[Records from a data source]
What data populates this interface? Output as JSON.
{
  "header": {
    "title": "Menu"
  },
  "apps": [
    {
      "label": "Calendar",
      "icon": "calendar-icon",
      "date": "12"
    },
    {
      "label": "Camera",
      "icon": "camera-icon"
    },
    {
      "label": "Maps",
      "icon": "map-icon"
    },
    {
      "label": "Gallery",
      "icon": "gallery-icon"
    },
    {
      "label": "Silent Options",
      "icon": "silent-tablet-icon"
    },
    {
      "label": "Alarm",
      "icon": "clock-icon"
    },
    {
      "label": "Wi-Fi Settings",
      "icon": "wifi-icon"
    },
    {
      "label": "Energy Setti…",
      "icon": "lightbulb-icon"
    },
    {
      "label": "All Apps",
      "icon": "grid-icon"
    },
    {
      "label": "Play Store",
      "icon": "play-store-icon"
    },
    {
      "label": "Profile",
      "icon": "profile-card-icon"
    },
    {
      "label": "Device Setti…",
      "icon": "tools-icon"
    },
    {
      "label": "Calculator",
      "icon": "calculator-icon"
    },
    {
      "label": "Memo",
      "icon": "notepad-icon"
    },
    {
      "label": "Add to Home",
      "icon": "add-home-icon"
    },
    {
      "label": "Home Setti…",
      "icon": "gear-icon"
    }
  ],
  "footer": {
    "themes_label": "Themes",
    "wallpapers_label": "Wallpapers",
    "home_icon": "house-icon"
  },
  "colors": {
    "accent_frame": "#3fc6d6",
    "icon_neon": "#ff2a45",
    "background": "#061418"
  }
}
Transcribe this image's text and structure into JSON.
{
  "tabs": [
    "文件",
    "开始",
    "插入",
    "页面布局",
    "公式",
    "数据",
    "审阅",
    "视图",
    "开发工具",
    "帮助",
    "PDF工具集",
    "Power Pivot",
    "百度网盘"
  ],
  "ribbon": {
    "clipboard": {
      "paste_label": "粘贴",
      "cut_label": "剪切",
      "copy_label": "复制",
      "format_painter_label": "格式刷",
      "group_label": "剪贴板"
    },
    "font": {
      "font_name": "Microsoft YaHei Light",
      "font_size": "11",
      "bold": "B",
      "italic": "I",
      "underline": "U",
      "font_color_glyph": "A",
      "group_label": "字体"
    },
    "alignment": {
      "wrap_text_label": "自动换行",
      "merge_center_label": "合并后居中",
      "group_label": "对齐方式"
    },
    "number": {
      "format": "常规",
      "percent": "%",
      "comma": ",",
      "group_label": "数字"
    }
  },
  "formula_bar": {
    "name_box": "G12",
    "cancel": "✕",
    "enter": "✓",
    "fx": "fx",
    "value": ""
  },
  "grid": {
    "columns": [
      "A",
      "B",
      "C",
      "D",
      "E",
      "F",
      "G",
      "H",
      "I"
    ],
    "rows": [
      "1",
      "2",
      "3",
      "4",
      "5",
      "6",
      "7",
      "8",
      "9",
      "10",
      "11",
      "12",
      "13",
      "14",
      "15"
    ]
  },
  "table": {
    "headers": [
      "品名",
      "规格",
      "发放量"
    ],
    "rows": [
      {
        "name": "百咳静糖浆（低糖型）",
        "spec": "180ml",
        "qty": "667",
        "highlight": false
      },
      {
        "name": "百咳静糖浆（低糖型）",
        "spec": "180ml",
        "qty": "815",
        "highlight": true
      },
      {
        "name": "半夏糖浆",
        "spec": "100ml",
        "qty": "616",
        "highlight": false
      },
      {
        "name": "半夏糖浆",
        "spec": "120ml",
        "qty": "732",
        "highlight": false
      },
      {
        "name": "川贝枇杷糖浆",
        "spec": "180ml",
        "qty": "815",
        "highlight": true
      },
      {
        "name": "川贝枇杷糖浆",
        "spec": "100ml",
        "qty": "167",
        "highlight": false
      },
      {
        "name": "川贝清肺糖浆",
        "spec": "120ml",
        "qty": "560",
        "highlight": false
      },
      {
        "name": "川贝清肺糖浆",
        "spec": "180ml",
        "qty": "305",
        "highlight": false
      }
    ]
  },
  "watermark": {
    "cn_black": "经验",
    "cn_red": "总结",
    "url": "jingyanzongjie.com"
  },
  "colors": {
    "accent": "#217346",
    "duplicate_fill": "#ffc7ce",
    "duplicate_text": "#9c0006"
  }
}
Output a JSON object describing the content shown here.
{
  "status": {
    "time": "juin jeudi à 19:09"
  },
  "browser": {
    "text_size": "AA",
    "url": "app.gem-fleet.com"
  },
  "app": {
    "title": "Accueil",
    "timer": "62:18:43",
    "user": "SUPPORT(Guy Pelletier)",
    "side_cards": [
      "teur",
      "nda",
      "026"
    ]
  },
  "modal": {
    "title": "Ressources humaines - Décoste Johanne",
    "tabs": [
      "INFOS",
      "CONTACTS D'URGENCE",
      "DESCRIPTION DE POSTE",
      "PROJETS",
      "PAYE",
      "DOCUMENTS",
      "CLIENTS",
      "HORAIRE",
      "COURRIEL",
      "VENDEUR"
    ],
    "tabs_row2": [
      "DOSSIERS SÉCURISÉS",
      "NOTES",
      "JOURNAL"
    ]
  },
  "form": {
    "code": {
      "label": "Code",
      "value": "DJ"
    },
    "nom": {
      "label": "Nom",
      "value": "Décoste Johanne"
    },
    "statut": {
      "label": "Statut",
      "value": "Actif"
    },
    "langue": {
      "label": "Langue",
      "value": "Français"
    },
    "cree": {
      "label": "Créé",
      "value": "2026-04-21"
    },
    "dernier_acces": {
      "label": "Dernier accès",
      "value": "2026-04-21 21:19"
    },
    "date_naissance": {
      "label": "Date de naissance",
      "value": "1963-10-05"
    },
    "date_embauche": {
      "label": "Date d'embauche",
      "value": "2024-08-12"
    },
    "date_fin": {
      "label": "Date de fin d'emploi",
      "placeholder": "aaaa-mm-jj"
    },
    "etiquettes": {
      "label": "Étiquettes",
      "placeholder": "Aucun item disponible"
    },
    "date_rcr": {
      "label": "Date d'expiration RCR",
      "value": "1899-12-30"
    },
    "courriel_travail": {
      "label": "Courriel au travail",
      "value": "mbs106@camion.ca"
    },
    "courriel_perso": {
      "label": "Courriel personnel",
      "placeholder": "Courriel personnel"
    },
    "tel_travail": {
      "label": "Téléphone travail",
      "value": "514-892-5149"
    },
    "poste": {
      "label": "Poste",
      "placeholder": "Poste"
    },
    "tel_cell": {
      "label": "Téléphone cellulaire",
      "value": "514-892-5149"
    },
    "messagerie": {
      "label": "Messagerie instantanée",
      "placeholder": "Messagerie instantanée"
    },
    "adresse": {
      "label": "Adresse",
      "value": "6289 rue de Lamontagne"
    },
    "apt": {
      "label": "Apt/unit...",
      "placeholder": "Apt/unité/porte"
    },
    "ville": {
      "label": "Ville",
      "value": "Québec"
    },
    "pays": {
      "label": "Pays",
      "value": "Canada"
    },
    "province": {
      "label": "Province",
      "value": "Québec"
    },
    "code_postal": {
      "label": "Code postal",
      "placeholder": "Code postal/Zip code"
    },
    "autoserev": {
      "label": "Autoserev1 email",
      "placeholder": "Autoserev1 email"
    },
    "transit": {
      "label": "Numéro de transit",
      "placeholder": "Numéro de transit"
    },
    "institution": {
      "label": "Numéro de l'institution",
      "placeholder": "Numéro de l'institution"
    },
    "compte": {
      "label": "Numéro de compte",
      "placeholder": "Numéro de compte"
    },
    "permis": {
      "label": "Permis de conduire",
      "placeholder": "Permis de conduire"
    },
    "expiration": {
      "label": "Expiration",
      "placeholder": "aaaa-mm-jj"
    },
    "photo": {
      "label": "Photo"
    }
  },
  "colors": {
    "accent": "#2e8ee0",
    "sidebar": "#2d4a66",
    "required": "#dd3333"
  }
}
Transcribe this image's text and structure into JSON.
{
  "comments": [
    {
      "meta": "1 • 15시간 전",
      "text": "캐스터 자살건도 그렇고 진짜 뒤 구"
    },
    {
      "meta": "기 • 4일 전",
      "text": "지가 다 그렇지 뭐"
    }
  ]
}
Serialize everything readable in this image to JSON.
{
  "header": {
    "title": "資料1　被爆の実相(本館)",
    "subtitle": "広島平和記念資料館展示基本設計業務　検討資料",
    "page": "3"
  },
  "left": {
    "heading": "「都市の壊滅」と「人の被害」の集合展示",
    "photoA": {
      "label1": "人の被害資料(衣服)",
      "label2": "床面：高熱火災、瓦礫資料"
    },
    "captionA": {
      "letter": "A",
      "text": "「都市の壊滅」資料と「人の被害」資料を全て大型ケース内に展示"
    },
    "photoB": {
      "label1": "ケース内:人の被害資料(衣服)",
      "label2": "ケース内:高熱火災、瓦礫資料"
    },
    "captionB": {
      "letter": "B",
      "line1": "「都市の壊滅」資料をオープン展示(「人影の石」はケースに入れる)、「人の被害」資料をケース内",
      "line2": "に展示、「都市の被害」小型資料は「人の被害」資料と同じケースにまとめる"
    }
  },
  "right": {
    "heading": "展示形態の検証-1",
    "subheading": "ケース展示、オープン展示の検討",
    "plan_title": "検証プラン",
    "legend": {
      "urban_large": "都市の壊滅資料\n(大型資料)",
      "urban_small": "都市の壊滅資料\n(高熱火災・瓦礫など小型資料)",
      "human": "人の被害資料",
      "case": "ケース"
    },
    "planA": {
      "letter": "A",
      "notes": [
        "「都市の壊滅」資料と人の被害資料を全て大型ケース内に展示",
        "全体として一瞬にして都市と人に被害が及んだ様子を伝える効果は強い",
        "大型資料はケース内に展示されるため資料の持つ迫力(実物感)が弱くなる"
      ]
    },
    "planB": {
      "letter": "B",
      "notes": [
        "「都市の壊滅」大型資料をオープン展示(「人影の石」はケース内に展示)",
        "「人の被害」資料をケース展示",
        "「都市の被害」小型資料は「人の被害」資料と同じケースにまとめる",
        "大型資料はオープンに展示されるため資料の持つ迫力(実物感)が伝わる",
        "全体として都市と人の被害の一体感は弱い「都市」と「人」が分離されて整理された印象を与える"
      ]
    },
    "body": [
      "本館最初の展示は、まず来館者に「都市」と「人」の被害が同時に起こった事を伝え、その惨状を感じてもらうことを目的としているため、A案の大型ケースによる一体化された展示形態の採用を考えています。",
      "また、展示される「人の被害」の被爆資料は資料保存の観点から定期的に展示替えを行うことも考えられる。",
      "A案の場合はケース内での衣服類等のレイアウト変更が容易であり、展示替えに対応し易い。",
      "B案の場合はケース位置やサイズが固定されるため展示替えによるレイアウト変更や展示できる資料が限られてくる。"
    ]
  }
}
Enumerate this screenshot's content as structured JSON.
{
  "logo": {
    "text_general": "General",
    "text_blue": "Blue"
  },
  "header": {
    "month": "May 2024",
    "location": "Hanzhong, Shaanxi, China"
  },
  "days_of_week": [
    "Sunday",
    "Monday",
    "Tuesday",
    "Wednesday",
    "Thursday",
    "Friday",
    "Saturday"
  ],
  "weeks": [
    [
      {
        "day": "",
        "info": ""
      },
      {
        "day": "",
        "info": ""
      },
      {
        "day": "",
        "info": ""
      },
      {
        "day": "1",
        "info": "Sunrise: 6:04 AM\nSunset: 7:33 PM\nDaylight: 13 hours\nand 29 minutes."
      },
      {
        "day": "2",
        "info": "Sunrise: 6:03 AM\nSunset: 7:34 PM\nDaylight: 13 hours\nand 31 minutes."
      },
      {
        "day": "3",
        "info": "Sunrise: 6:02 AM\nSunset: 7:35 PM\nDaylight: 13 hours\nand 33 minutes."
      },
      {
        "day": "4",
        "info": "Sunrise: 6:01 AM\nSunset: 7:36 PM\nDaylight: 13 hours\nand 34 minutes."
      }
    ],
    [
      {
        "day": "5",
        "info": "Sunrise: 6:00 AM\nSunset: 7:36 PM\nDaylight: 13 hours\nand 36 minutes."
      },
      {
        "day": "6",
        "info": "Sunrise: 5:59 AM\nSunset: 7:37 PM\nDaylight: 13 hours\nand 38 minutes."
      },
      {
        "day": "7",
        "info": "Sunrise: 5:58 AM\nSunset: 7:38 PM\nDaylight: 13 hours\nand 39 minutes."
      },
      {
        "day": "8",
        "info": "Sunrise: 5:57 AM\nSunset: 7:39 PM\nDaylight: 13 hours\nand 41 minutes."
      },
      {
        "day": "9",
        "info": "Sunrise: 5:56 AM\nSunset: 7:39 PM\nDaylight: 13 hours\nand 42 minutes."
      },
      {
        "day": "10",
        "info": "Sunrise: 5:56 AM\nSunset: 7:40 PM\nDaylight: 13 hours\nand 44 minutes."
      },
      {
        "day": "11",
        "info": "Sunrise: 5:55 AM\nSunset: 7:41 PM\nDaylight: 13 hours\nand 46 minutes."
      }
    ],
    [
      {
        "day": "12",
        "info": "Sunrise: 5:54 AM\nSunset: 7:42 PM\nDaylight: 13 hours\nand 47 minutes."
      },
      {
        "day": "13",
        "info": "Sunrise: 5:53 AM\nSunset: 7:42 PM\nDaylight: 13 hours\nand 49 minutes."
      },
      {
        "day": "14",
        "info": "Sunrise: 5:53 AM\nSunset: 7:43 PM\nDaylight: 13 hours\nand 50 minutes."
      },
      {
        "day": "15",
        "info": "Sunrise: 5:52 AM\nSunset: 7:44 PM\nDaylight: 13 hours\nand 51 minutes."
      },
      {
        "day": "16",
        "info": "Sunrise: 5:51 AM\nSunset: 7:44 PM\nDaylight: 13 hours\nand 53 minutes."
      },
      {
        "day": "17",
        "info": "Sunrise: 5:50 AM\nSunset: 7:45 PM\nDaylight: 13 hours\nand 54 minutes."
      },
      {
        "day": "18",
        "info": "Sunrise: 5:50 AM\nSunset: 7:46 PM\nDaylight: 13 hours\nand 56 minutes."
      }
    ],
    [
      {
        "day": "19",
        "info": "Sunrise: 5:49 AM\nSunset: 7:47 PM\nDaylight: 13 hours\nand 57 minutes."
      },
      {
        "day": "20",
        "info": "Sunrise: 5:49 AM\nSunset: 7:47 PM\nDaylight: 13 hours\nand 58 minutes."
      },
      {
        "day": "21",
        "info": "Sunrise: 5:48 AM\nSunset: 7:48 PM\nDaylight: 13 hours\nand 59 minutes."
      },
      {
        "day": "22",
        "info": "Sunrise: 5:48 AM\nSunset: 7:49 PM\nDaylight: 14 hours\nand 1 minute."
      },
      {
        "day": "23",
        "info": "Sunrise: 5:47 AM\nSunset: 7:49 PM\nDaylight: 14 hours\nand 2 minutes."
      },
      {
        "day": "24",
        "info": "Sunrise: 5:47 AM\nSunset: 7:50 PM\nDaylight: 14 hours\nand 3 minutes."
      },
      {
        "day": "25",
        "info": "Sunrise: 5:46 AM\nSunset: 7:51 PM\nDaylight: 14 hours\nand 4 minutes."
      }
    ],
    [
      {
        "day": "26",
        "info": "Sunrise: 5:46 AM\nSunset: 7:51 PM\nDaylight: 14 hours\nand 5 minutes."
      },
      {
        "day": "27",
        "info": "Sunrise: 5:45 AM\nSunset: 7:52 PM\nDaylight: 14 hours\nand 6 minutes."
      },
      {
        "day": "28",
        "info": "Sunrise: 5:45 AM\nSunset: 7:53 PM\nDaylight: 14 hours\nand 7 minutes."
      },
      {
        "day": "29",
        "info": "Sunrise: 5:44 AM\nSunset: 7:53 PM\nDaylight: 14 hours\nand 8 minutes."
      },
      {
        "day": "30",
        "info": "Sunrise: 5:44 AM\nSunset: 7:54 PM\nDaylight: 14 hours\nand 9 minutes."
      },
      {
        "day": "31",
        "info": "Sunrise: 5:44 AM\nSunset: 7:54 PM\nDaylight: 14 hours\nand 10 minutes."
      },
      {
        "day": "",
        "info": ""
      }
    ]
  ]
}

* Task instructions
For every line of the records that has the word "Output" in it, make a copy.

* Response
What data populates this interface? Output as JSON.
Output a JSON object describing the content shown here.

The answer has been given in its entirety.